At the heart of the project is a desire to give our archival collections new life through the creative interpretation of a new generation of makers. Last month our three visual artists sent in prompts and ideas for their projects, and we pooled our knowledge of CFA’s collections to load them up with source footage (including rarely seen gems and a few staff favorites!). They are just starting to work on editing their pieces and are already in conversation with the three talented and diverse audio artists they have been paired with.

On June 8 you’re all invited to the Hideout to celebrate the world premiere of their collaborations and benefit your favorite Midwest film archive! Tickets can be purchased here. It’s CFA’s Media Mixer 2017!

Read More »

March 22, 2017

Bobby Lee (1942-2017)

BobbyLee

Our friend Bobby Lee passed away yesterday. Bob was a community organizer and a member of the Chicago Black Panthers. His home has been the 5th Ward in Houston over the past few decades, and he is indeed known as “Da Mayor” of the 5th Ward.

Bobby Lee was one of those rare people who had the ability to form unlikely friendships and connect to the humanity of whoever he was engaged with, whether it was a transplanted, white Appalachian mom or a Chicago police commander, or myself…a girl who grew up in the suburbs, trying to find the audience for her upstart film archive.
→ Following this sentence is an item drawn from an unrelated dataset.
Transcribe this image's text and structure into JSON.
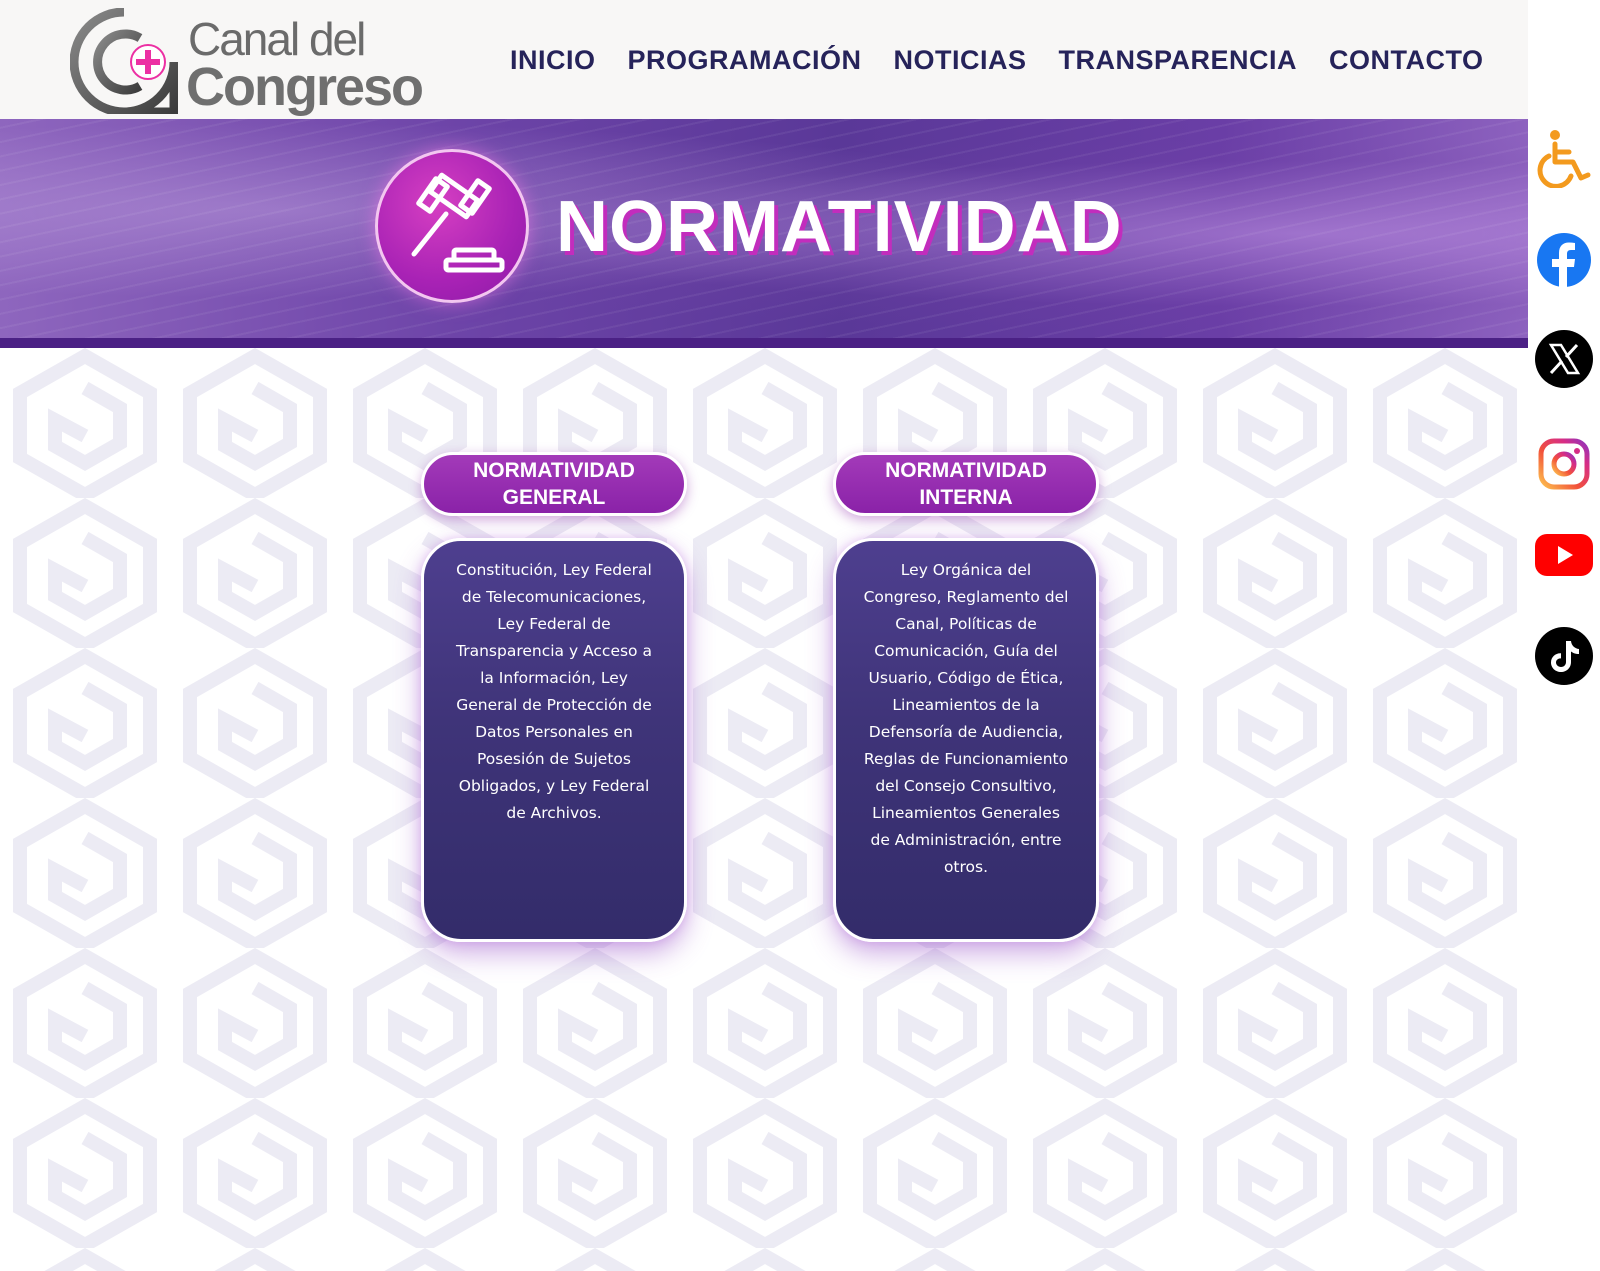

I can’t remember if I met or only “knew of” Bob in the early ’80s through photographer Michael O’Sullivan. But I came to know Bob so much better in 2006 when I asked him to be a panelist at an early program CFA created called To Bear Witness: The Question of Violence. He shared the stage with Robert Lucas, who led civil rights protesters in the 1966 Cicero March, and Paul Sequeira, a gifted Chicago photojournalist whose work was prolific here in Chicago during the ’60s and ’70s. The discussion that night veered most often to that careful balance between anger and purpose and loss.

During this time, Bob would call me a lot, and we had long conversations about his past and the work he did in the 5th Ward. This work often constituted mowing older neighbors’ lawns, collecting clothes and toys for the kids in the ward, and building community centers. I was a worried mom then, worried about the dangers that my pre-teen kid might face, and we talked about that too. We talked about Mike Gray, Jim Dennett, and Bill Cottle of the Film Group. We discussed Howard Alk who directed The Murder of Fred Hampton and American Revolution II and his difficult and crazy shortened life. Bob’s losses were considerable over his lifetime. He lost brothers in the Panthers, his younger blood brother El Franco Lee and his nephew, James Byrd who was dragged behind a pickup truck until he died by white supremacists in Jasper, Texas.

In 2008 I went down to Houston to tape Bob for a CFA retrospective on Howard Alk. Bob met me at the airport, parking his big black sedan (if I remember that correctly) right outside the baggage claim. He stepped out of the car with his arms open wide, one of them grasping a cane that seemed to extend into eternity. That began a three day visit I will never forget. I stayed with Bob and his wife Faiza at their house while I was there. We ate ribs, visited his work, and shot that interview about Alk. Each morning that I was there, Bob would get up at 4am to prepare coffee and breakfast for Faiza and me. That is when he also quietly worked on his newsletters (or artistic pronouncements of activities, movements and beliefs). Faiza would go to work, and we went to work preparing to tape his interview.

But the most startling and memorable time I had during that visit was having dinner with Faiza and Bob in their bedroom watching not-too-significant television. I was in my pajamas on the floor, Bob was in a chair, clearly set up for his support and comfort, and Faiza in bed, all of us eating some great food she had prepared and laughing at really stupid stuff. I remember for one sliver of a moment thinking this is both so surreal and so comfortable.

Bob had MS the entire time I knew him. He used a cane and then more often used a wheelchair as time moved on. He was the most positive and forceful person I have ever met.

-Nancy